The Golden Knights still have a couple of players hanging out as free agents. But given they currently have zero room under the salary cap, according to CapFriendly, there will be moves made before anyone else gets signed.

Players who left

The lack of breathing room under the salary cap has, as expected, signaled the exit of a handful of players Vegas had on its roster last season.

Defenseman Colin Miller was traded to the Buffalo Sabres and forward Erik Haula was traded to the Carolina Hurricanes ahead of free agency. Center Ryan Carpenter signed a three-year deal with the Chicago Blackhawks in the first couple hours of free agency, and French forward Pierre-Edouard Bellemare became one of many players scooped up by the Colorado Avalanche that same day.

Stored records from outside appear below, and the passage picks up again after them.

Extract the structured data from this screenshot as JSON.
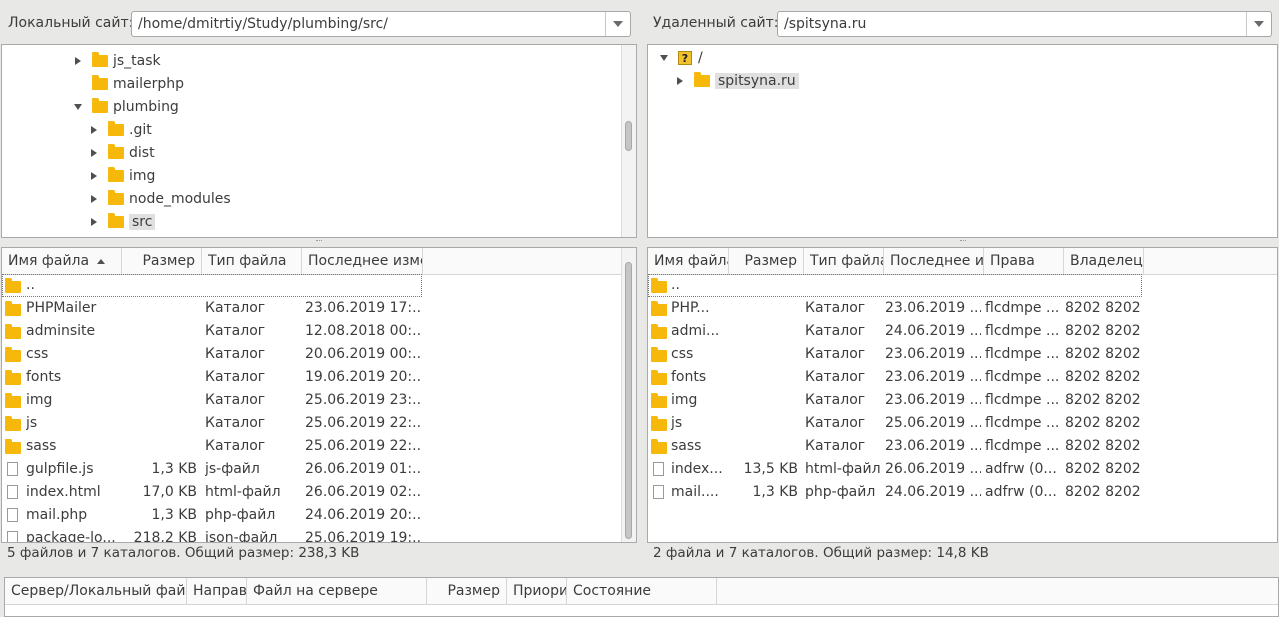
{
  "local_site": {
    "label": "Локальный сайт:",
    "path": "/home/dmitrtiy/Study/plumbing/src/"
  },
  "remote_site": {
    "label": "Удаленный сайт:",
    "path": "/spitsyna.ru"
  },
  "local_tree": [
    {
      "name": "js_task",
      "depth": 0,
      "expander": "collapsed"
    },
    {
      "name": "mailerphp",
      "depth": 0,
      "expander": "none"
    },
    {
      "name": "plumbing",
      "depth": 0,
      "expander": "expanded"
    },
    {
      "name": ".git",
      "depth": 1,
      "expander": "collapsed"
    },
    {
      "name": "dist",
      "depth": 1,
      "expander": "collapsed"
    },
    {
      "name": "img",
      "depth": 1,
      "expander": "collapsed"
    },
    {
      "name": "node_modules",
      "depth": 1,
      "expander": "collapsed"
    },
    {
      "name": "src",
      "depth": 1,
      "expander": "collapsed",
      "selected": true
    }
  ],
  "remote_tree": [
    {
      "name": "/",
      "icon": "question-folder-icon",
      "expander": "expanded"
    },
    {
      "name": "spitsyna.ru",
      "icon": "folder-icon",
      "expander": "collapsed",
      "selected": true
    }
  ],
  "local_list": {
    "headers": [
      "Имя файла",
      "Размер",
      "Тип файла",
      "Последнее изме"
    ],
    "rows": [
      {
        "icon": "folder-icon",
        "name": "..",
        "size": "",
        "type": "",
        "modified": ""
      },
      {
        "icon": "folder-icon",
        "name": "PHPMailer",
        "size": "",
        "type": "Каталог",
        "modified": "23.06.2019 17:..."
      },
      {
        "icon": "folder-icon",
        "name": "adminsite",
        "size": "",
        "type": "Каталог",
        "modified": "12.08.2018 00:..."
      },
      {
        "icon": "folder-icon",
        "name": "css",
        "size": "",
        "type": "Каталог",
        "modified": "20.06.2019 00:..."
      },
      {
        "icon": "folder-icon",
        "name": "fonts",
        "size": "",
        "type": "Каталог",
        "modified": "19.06.2019 20:..."
      },
      {
        "icon": "folder-icon",
        "name": "img",
        "size": "",
        "type": "Каталог",
        "modified": "25.06.2019 23:..."
      },
      {
        "icon": "folder-icon",
        "name": "js",
        "size": "",
        "type": "Каталог",
        "modified": "25.06.2019 22:..."
      },
      {
        "icon": "folder-icon",
        "name": "sass",
        "size": "",
        "type": "Каталог",
        "modified": "25.06.2019 22:..."
      },
      {
        "icon": "file-icon",
        "name": "gulpfile.js",
        "size": "1,3 KB",
        "type": "js-файл",
        "modified": "26.06.2019 01:..."
      },
      {
        "icon": "file-icon",
        "name": "index.html",
        "size": "17,0 KB",
        "type": "html-файл",
        "modified": "26.06.2019 02:..."
      },
      {
        "icon": "file-icon",
        "name": "mail.php",
        "size": "1,3 KB",
        "type": "php-файл",
        "modified": "24.06.2019 20:..."
      },
      {
        "icon": "file-icon",
        "name": "package-lo...",
        "size": "218,2 KB",
        "type": "json-файл",
        "modified": "25.06.2019 19:..."
      }
    ],
    "status": "5 файлов и 7 каталогов. Общий размер: 238,3 KB"
  },
  "remote_list": {
    "headers": [
      "Имя файла",
      "Размер",
      "Тип файла",
      "Последнее из",
      "Права",
      "Владелец/"
    ],
    "rows": [
      {
        "icon": "folder-icon",
        "name": "..",
        "size": "",
        "type": "",
        "modified": "",
        "perms": "",
        "owner": ""
      },
      {
        "icon": "folder-icon",
        "name": "PHP...",
        "size": "",
        "type": "Каталог",
        "modified": "23.06.2019 ...",
        "perms": "flcdmpe ...",
        "owner": "8202 8202"
      },
      {
        "icon": "folder-icon",
        "name": "admi...",
        "size": "",
        "type": "Каталог",
        "modified": "24.06.2019 ...",
        "perms": "flcdmpe ...",
        "owner": "8202 8202"
      },
      {
        "icon": "folder-icon",
        "name": "css",
        "size": "",
        "type": "Каталог",
        "modified": "23.06.2019 ...",
        "perms": "flcdmpe ...",
        "owner": "8202 8202"
      },
      {
        "icon": "folder-icon",
        "name": "fonts",
        "size": "",
        "type": "Каталог",
        "modified": "23.06.2019 ...",
        "perms": "flcdmpe ...",
        "owner": "8202 8202"
      },
      {
        "icon": "folder-icon",
        "name": "img",
        "size": "",
        "type": "Каталог",
        "modified": "23.06.2019 ...",
        "perms": "flcdmpe ...",
        "owner": "8202 8202"
      },
      {
        "icon": "folder-icon",
        "name": "js",
        "size": "",
        "type": "Каталог",
        "modified": "25.06.2019 ...",
        "perms": "flcdmpe ...",
        "owner": "8202 8202"
      },
      {
        "icon": "folder-icon",
        "name": "sass",
        "size": "",
        "type": "Каталог",
        "modified": "23.06.2019 ...",
        "perms": "flcdmpe ...",
        "owner": "8202 8202"
      },
      {
        "icon": "file-icon",
        "name": "index...",
        "size": "13,5 KB",
        "type": "html-файл",
        "modified": "26.06.2019 ...",
        "perms": "adfrw (0...",
        "owner": "8202 8202"
      },
      {
        "icon": "file-icon",
        "name": "mail....",
        "size": "1,3 KB",
        "type": "php-файл",
        "modified": "24.06.2019 ...",
        "perms": "adfrw (0...",
        "owner": "8202 8202"
      }
    ],
    "status": "2 файла и 7 каталогов. Общий размер: 14,8 KB"
  },
  "queue": {
    "headers": [
      "Сервер/Локальный файл",
      "Направл",
      "Файл на сервере",
      "Размер",
      "Приори",
      "Состояние"
    ]
  }
}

Rumors have also been swirling that RFA Nikita Gusev could be headed to another team given Vegas doesn't have any room left under the cap, but there could also be another trade in the works to free up some money.

While the moves leave roles to be filled on Vegas' roster, it allows some of its promising young prospects to step up. The Golden Knights likely aren't done making moves this summer.

Better, worse, or the same?

Even with some pieces being moved around this offseason, the core of the Golden Knights is still intact.

With no cap space to work with, Vegas probably will make more moves this offseason. The Knights still, however, look like they're going to be the Sharks' toughest division rival for another season.